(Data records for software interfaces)
◇ ◇ ◇ ◇ ◇

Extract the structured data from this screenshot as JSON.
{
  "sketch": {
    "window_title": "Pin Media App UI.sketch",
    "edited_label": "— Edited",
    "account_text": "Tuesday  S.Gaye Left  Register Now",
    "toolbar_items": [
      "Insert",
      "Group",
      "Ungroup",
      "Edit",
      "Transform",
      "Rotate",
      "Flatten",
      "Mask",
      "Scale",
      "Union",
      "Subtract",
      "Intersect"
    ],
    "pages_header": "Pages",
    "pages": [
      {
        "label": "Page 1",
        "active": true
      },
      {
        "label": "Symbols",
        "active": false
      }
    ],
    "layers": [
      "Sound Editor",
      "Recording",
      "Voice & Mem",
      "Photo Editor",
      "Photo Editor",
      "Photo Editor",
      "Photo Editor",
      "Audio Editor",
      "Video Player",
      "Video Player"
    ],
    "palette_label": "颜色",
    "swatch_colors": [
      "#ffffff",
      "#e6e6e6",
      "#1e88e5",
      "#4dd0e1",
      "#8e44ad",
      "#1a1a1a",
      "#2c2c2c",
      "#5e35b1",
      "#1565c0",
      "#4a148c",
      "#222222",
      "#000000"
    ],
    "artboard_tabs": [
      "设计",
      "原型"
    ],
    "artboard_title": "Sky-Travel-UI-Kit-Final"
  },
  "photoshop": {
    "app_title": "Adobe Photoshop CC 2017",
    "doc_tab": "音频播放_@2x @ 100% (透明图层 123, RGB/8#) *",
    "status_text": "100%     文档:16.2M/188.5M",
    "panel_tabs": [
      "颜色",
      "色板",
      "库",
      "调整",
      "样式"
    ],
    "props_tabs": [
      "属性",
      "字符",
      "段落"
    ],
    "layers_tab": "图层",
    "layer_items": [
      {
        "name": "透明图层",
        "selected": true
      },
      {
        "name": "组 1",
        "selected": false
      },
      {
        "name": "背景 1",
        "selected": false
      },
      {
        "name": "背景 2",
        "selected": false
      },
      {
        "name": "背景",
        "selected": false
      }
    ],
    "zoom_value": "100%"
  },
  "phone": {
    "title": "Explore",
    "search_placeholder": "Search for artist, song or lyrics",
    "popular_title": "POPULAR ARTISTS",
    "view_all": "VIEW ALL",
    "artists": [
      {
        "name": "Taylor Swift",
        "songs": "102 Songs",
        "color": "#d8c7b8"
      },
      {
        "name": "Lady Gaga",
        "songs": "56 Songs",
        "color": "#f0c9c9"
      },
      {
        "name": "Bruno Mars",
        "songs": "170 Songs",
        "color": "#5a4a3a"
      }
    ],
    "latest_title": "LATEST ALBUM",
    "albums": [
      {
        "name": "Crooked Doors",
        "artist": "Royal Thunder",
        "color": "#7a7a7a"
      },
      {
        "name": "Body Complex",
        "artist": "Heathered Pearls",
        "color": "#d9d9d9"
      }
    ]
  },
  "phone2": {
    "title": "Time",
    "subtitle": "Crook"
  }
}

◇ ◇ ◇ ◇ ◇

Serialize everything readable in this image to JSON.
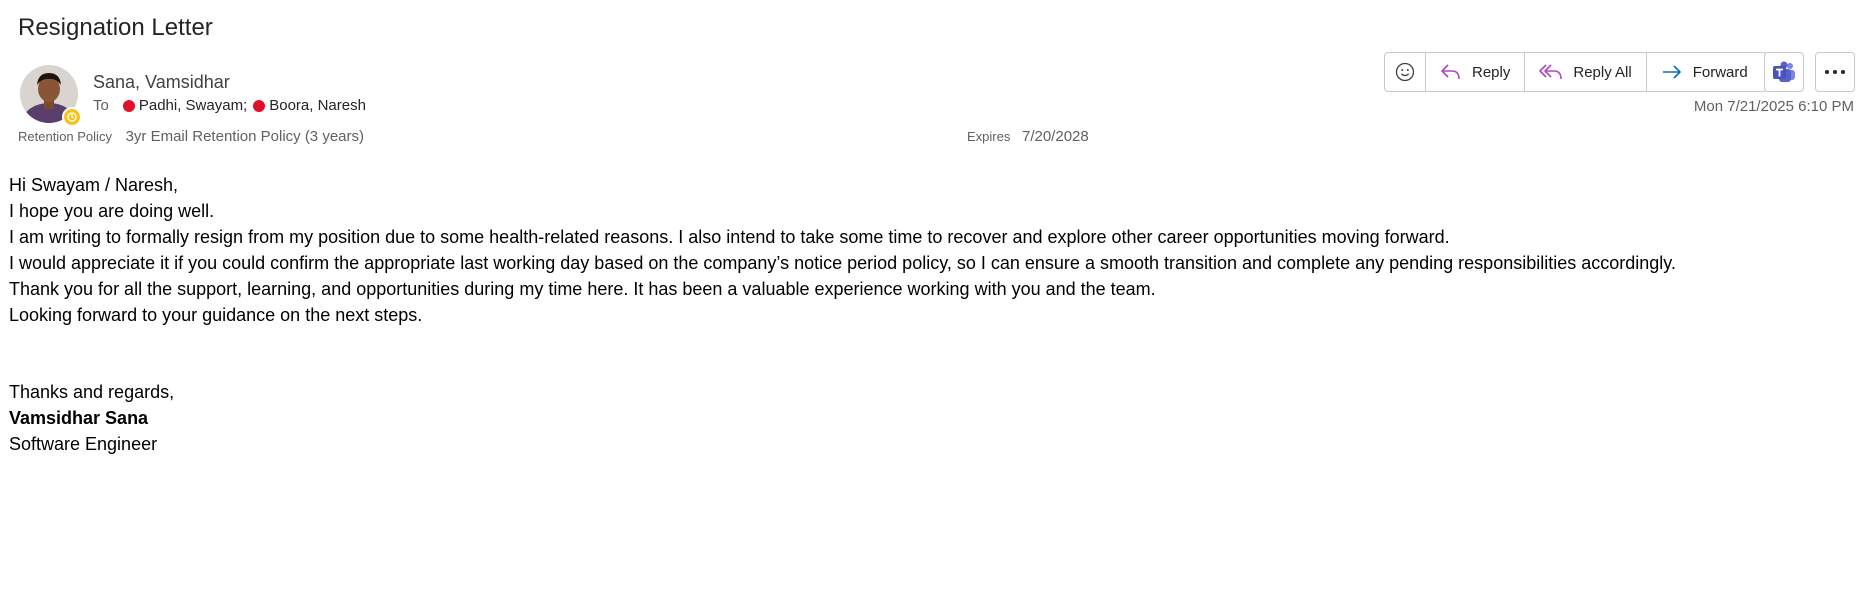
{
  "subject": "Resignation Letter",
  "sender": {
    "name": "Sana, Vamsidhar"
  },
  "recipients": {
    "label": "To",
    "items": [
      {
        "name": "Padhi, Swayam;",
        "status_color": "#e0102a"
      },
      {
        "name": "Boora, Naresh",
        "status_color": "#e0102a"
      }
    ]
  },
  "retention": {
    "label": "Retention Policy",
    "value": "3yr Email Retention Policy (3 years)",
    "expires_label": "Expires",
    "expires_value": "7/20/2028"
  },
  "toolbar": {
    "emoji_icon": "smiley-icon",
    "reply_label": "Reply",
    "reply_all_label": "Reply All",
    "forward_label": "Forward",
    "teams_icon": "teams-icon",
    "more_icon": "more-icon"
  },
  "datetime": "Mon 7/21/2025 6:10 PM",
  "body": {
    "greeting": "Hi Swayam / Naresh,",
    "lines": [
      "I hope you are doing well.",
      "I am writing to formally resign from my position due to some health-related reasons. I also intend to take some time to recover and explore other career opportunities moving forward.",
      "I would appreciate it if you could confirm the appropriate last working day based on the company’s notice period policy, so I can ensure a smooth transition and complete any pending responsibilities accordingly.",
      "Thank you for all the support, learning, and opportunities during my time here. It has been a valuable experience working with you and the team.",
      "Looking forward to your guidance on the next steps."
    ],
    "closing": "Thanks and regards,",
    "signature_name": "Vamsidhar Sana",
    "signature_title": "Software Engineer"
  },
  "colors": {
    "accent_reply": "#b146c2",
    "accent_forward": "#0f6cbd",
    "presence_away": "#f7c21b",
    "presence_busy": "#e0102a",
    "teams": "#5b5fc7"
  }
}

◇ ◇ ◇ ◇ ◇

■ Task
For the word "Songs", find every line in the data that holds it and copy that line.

■ Output of the task
        "songs": "102 Songs",
        "songs": "56 Songs",
        "songs": "170 Songs",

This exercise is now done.